As you may know, I now have the privilege of teaching fourth grade at Austin Achieve Elementary School. Austin Achieve is a tuition-free, open enrollment public charter school preparing East Austin youth to attend and excel at top universities. I intend to raise $2,100 - a dollar per scholar - to run the Austin Marathon this February to raise money for our incredible school and our resilient kids.
Teaching is the hardest profession in the game. You’re making nonstop second-by-second decisions while simultaneously juggling the learning minds and emotions of twenty seven students. It takes hours of lesson planning, printing, managing (and micromanaging), adjusting, changing, fixing, learning, trying, failing, failing again, laughing, crying, wondering, growing, and, bei - Haiden, did you lose your paper again?
And to be honest, there are days in which teaching humbles me to a breaking point - when, after dismissal, I find myself in tears after having worked entirely too hard on a lesson or an activity that didn’t pan out the way I had hoped it would. I let those failures consume my ability to recognize the joy that lives in my classroom daily. I suddenly begin to question whether I am good enough, effective enough for these kids. Am I even capable of transforming lives? In those moments that feel like failures, my instructional coach Keith Hartle taught me to ask myself two questions:
1. Did you do what is best for your scholars today?
2. Did you give it your best today?
So I’m learning to take everything as it comes, to embrace the small joys, epiphanies, and laughs of each day and to let go of the overwhelming big picture. As a hardworking teacher and as a member of the founding team at a brand new school, I have to constantly remind myself that this work (that so few people choose to do) is a marathon, not a sprint.
I’m taking that marathon piece quite literally. To mirror my growth in the classroom, I am going to focus on each step, each stride, and each mile until I can successfully run 26.2 miles straight. I’ll allow all of my steps and days and runs and failures and tears and blood and sweat to gradually collect into my messy, beautiful mosaic of progress. I’m going to learn to recognize that it’s the search for patience and joy in the little things that creates the much-awaited harvest worth reaping, both in the classroom and on the pavement. As our school continues to expand over the next few years, we hope to reach 2,100 scholars. Therefore, I am raising $2,100 - a dollar per student - because I want to impact my students by any means. I want to always be able to say:

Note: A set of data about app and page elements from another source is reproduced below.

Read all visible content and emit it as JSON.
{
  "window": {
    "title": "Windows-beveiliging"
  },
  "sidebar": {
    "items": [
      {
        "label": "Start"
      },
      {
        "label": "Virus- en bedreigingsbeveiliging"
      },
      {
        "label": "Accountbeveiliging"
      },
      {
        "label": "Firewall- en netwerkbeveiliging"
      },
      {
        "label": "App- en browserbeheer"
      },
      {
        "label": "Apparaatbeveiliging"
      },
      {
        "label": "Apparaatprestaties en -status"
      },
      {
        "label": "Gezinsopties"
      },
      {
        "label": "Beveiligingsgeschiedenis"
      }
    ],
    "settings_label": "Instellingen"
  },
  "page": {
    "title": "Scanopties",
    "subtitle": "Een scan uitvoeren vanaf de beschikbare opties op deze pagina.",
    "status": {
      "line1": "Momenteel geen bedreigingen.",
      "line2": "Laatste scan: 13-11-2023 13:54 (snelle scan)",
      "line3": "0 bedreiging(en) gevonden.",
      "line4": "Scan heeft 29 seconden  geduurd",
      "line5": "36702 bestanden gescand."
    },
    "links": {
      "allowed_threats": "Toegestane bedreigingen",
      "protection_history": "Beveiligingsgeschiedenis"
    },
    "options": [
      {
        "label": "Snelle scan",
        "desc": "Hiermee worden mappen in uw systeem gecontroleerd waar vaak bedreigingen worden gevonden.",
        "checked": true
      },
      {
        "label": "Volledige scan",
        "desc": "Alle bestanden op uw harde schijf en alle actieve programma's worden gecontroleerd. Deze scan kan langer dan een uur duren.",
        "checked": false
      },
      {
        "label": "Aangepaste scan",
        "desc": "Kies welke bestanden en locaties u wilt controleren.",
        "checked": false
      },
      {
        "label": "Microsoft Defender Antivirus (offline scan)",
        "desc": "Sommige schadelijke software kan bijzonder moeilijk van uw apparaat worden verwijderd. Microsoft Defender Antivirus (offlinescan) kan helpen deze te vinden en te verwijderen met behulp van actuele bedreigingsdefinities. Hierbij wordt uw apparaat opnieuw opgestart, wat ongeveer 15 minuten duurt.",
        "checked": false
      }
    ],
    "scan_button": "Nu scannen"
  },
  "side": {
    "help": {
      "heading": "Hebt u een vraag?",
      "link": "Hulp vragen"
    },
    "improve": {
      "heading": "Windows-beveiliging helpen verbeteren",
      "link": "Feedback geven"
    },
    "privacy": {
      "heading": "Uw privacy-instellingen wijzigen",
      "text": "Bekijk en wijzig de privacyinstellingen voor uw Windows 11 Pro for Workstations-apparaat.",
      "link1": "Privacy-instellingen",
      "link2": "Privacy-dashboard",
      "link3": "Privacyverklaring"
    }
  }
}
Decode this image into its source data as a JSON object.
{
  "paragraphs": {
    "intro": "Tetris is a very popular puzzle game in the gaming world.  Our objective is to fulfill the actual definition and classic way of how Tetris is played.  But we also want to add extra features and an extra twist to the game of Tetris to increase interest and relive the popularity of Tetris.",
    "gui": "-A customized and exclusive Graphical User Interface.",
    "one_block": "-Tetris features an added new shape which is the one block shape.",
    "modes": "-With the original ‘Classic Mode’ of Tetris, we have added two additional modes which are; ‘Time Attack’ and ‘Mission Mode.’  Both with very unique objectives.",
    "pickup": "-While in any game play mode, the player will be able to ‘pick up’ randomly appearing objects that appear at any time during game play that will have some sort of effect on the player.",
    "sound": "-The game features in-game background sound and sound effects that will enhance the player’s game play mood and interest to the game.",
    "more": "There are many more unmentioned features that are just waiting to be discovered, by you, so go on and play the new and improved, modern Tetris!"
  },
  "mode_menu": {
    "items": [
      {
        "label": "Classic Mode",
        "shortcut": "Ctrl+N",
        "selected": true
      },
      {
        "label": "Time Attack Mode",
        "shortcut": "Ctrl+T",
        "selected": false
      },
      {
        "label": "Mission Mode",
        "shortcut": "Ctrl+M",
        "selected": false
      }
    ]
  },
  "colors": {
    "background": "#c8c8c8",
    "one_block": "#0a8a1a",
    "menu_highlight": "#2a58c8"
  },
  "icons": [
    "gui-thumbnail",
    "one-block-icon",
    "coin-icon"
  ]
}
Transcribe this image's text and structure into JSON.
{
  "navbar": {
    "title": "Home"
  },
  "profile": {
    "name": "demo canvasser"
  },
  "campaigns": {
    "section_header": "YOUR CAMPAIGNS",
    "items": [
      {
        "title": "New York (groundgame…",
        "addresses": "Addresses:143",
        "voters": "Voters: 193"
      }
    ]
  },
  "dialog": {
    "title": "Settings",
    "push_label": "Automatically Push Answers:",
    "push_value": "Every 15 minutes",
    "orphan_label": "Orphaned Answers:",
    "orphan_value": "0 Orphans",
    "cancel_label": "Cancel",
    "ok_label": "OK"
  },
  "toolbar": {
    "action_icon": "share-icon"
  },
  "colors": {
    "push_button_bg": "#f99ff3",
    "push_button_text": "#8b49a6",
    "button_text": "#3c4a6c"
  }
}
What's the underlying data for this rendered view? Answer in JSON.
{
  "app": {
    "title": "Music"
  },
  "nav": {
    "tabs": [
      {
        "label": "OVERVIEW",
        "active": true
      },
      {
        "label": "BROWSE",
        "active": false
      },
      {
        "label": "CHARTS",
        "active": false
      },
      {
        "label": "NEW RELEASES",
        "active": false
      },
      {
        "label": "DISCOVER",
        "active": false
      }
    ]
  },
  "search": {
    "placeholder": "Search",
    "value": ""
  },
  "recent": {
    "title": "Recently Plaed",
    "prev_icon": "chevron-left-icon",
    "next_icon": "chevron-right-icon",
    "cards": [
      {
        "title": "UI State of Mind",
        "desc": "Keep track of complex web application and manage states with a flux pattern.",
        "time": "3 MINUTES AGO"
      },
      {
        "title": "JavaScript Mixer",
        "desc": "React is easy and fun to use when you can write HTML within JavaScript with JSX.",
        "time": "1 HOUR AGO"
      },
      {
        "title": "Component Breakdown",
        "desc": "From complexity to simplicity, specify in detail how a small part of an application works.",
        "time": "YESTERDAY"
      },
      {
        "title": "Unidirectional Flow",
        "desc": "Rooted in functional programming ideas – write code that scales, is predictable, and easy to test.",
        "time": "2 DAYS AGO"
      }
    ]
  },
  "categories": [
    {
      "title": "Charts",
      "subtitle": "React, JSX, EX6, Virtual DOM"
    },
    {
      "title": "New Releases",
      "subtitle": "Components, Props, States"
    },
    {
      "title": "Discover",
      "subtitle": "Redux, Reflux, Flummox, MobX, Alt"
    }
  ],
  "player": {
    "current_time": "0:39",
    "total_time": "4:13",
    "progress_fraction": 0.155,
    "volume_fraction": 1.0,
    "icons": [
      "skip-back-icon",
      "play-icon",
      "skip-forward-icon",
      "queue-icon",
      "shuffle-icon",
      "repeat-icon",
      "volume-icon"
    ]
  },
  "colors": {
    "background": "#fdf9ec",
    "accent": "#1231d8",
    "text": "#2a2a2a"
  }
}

1. Today, I did what is best for my scholars.
2. Today, I gave it my best.